EXERCISE DETAILS> In the listing below, look for "icon" and copy every line that has it.

RECORDS SUPPLIED>

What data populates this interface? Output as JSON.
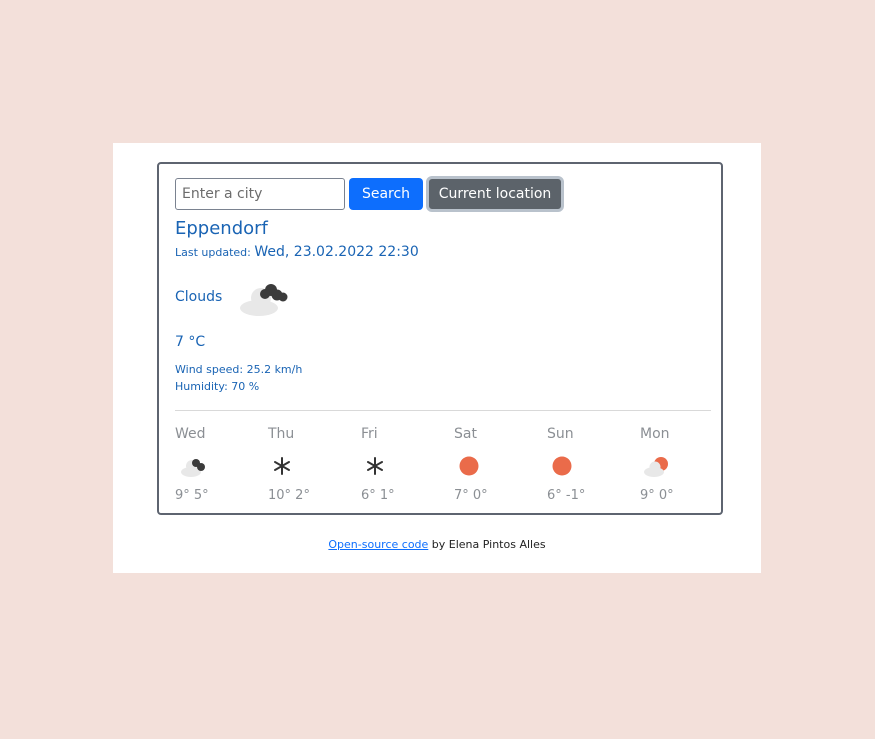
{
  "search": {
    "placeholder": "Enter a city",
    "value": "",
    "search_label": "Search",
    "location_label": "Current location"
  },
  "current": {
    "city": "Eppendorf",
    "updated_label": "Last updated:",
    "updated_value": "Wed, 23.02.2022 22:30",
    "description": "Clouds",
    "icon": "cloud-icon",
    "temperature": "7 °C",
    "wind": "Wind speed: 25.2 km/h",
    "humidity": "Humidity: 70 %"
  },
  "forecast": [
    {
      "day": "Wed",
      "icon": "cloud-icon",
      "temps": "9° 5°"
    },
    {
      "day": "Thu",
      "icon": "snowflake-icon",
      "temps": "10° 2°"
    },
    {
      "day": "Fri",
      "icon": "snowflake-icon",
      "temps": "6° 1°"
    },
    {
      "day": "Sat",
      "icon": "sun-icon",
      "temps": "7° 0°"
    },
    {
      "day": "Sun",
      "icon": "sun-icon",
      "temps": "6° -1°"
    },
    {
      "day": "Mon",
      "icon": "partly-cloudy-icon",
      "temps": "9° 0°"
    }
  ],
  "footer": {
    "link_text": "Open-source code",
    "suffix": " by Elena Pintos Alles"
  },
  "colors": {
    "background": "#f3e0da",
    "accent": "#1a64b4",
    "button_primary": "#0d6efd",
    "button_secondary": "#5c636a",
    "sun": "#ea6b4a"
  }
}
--
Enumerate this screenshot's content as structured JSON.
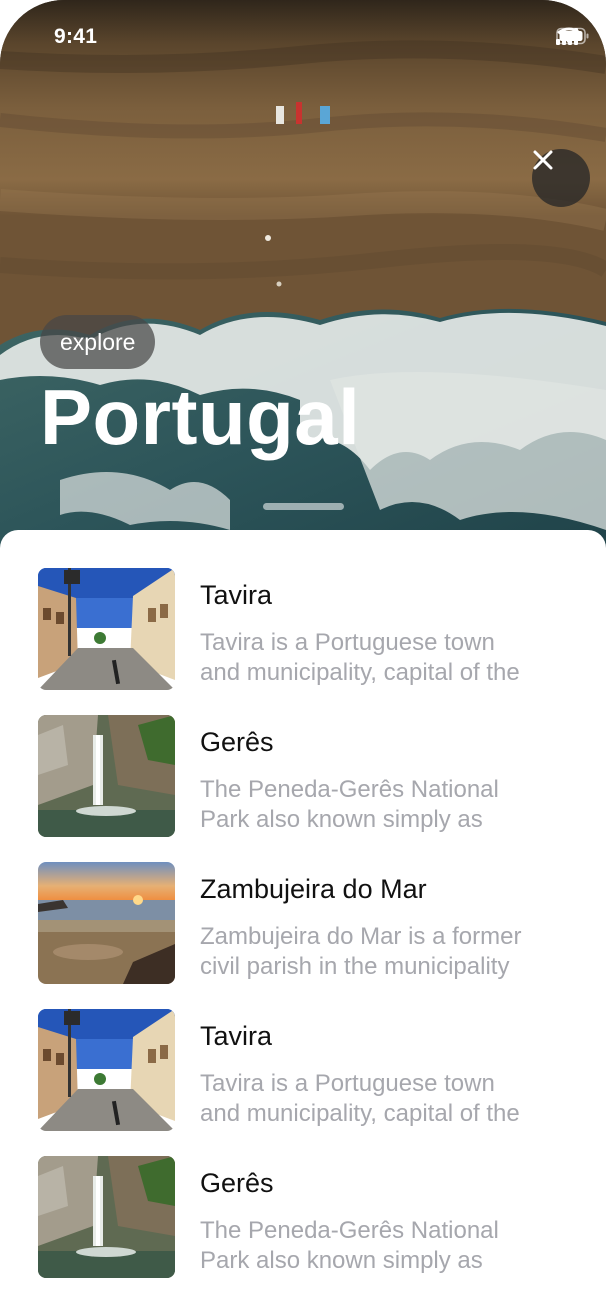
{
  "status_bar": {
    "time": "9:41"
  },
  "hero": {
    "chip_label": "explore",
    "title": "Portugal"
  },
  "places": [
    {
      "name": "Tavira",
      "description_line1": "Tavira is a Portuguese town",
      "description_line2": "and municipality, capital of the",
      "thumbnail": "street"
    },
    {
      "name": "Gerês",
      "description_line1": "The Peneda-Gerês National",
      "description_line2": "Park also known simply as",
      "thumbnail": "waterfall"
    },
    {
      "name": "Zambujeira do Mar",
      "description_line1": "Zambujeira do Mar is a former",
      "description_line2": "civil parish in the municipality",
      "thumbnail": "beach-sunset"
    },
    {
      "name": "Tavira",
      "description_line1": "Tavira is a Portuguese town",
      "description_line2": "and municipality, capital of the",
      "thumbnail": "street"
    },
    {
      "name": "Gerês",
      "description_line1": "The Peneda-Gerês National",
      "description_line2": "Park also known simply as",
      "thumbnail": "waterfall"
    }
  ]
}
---
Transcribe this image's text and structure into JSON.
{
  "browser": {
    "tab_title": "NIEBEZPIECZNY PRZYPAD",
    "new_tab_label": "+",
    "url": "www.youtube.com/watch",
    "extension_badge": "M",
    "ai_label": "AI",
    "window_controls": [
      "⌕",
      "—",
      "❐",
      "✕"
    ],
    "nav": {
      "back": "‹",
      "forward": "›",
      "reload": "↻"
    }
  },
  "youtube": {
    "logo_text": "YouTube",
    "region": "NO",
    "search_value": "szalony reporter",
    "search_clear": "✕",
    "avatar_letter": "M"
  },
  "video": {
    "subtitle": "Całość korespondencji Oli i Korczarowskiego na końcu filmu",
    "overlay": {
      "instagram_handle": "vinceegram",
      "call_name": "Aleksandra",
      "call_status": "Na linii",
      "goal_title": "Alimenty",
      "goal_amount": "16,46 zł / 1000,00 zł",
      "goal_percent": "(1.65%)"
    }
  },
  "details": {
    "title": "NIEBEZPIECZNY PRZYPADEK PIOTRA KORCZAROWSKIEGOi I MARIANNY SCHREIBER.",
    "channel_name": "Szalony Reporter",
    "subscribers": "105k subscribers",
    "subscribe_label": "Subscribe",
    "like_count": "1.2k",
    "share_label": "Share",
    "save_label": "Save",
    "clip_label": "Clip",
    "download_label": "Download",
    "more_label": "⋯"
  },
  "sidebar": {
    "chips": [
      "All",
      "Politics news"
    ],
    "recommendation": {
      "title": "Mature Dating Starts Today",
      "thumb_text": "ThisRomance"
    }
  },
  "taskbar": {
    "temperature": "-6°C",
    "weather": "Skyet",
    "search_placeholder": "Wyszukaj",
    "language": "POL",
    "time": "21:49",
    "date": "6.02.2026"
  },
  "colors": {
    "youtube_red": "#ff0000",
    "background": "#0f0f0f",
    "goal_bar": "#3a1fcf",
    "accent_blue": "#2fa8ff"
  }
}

SOLUTION TO THIS EXERCISE>
    "icon": "cloud-icon",
      "icon": "cloud-icon",
      "icon": "snowflake-icon",
      "icon": "snowflake-icon",
      "icon": "sun-icon",
      "icon": "sun-icon",
      "icon": "partly-cloudy-icon",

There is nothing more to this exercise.